Friday 21 November 2003

Patterns of DNA methylation are laid out during early embryogenesis via the interplay of at least three active DNA methyltransferases, DNMT1, DNMT3A, and DNMT3B, and targeted deletions of these genes in the mouse have demonstrated that the enzymes are essential for normal development.

DNMT1 associates with the DNA replication fork and functions as a hemi-methylase responsible for maintaining correct methylation patterns on DNA replication. DNMT3s (DNMT3A and DNMT3B) are instead de novo methyltransferases important for establishing methylation patterns during embryogenesis, and they associate with the replication fork in late S-phase during the replication of constitutive heterochromatin.

Pathology

- mutations in the DNA methyltransferase 3B (DNMT3B) gene in ICF syndrome
- mutations in the MECP2 gene in the Rett syndrome, encoding a protein that binds to methylated DNA.

See also

- X-inactivation
- genomic imprinting
- genome stabilization
- 5-methylcytosine

References

- Burgers WA, Fuks F, Kouzarides T. DNA methyltransferases get connected to chromatin. Trends Genet. 2002 Jun;18(6):275-7. PMID: 12044346

- Bestor TH. The DNA methyltransferases of mammals.

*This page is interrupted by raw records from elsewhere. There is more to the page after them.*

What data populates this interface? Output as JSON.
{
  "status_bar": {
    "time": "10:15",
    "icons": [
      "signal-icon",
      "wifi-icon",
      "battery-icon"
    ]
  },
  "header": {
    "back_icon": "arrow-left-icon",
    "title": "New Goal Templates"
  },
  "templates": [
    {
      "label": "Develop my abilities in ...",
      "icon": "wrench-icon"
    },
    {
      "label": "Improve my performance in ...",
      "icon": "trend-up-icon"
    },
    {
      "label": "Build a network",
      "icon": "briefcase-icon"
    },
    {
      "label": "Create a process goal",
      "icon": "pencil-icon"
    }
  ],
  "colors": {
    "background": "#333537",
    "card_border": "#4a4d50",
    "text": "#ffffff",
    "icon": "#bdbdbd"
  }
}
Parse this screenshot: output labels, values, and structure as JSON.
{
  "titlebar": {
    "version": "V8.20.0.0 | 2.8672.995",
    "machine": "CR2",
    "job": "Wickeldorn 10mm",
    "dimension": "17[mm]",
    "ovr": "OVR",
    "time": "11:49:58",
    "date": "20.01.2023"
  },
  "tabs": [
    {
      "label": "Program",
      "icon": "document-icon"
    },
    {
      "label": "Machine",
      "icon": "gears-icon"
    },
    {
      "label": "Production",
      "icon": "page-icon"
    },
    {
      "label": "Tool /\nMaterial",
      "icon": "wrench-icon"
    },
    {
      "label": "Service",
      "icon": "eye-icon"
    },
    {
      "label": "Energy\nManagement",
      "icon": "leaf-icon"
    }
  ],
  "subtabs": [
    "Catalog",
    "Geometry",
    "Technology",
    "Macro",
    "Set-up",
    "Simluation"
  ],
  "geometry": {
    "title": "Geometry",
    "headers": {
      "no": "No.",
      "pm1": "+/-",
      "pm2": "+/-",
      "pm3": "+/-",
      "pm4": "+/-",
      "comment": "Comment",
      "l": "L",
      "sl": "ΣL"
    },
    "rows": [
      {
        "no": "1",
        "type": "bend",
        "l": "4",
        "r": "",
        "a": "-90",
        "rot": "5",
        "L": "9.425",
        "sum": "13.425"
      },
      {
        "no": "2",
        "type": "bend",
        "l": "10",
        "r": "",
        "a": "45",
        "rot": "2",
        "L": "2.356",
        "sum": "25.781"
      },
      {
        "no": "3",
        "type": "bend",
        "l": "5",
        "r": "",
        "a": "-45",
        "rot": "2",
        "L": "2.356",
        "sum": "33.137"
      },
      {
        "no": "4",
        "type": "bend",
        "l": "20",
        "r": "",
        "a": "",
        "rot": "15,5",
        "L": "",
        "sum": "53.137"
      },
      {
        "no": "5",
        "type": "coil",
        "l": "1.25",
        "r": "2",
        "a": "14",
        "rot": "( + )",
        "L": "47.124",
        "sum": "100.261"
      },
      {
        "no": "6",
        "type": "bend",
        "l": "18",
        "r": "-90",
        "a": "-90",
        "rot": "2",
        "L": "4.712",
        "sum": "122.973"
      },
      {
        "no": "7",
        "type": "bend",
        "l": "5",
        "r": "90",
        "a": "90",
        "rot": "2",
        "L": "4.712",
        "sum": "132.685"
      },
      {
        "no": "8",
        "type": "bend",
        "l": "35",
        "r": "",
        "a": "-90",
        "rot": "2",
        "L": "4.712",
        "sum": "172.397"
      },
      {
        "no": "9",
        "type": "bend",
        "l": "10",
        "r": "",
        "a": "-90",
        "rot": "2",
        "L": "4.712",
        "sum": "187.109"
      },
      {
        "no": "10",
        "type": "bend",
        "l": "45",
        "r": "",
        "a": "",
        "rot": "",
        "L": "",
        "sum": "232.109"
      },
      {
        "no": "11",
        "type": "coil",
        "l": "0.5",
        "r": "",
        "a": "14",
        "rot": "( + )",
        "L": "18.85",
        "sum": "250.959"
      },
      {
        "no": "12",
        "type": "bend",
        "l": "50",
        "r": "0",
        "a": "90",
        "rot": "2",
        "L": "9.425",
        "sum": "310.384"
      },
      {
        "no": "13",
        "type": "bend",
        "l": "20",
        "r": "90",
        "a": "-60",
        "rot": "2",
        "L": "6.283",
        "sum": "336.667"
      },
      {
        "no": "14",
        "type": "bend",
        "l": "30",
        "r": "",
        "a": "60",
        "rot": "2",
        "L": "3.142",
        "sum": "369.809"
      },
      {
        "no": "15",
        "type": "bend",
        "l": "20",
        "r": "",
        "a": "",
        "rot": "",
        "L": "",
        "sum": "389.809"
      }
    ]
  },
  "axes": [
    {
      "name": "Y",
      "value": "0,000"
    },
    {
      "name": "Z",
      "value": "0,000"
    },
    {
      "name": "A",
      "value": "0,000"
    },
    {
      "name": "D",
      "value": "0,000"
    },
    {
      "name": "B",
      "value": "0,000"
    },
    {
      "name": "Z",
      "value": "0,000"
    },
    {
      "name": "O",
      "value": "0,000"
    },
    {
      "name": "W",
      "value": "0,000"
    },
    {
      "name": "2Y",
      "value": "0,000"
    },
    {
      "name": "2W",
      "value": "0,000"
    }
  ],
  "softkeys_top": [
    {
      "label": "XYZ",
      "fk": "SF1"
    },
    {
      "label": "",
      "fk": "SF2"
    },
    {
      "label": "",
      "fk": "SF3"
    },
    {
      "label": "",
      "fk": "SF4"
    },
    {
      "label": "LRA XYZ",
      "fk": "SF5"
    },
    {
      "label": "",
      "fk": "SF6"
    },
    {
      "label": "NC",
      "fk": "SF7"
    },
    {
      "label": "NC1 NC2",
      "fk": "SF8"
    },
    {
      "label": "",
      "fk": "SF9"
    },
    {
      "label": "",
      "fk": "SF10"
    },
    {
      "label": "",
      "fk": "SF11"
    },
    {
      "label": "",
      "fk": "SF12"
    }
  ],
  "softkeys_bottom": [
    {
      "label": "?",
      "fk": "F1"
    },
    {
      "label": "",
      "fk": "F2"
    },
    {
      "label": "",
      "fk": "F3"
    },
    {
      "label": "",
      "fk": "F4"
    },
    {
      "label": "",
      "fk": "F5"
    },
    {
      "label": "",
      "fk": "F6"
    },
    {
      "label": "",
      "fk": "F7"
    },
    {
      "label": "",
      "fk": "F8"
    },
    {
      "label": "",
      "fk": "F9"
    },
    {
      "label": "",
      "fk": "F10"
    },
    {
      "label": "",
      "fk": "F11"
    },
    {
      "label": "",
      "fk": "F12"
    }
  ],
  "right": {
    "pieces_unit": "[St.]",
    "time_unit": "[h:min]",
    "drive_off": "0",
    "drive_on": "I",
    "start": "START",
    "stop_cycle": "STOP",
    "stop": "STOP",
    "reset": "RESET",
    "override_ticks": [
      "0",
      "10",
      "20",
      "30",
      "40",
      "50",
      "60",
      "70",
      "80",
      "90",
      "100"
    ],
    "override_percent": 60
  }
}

Hum Mol Genet. 2000 Oct;9(16):2395-402. PMID: 11005794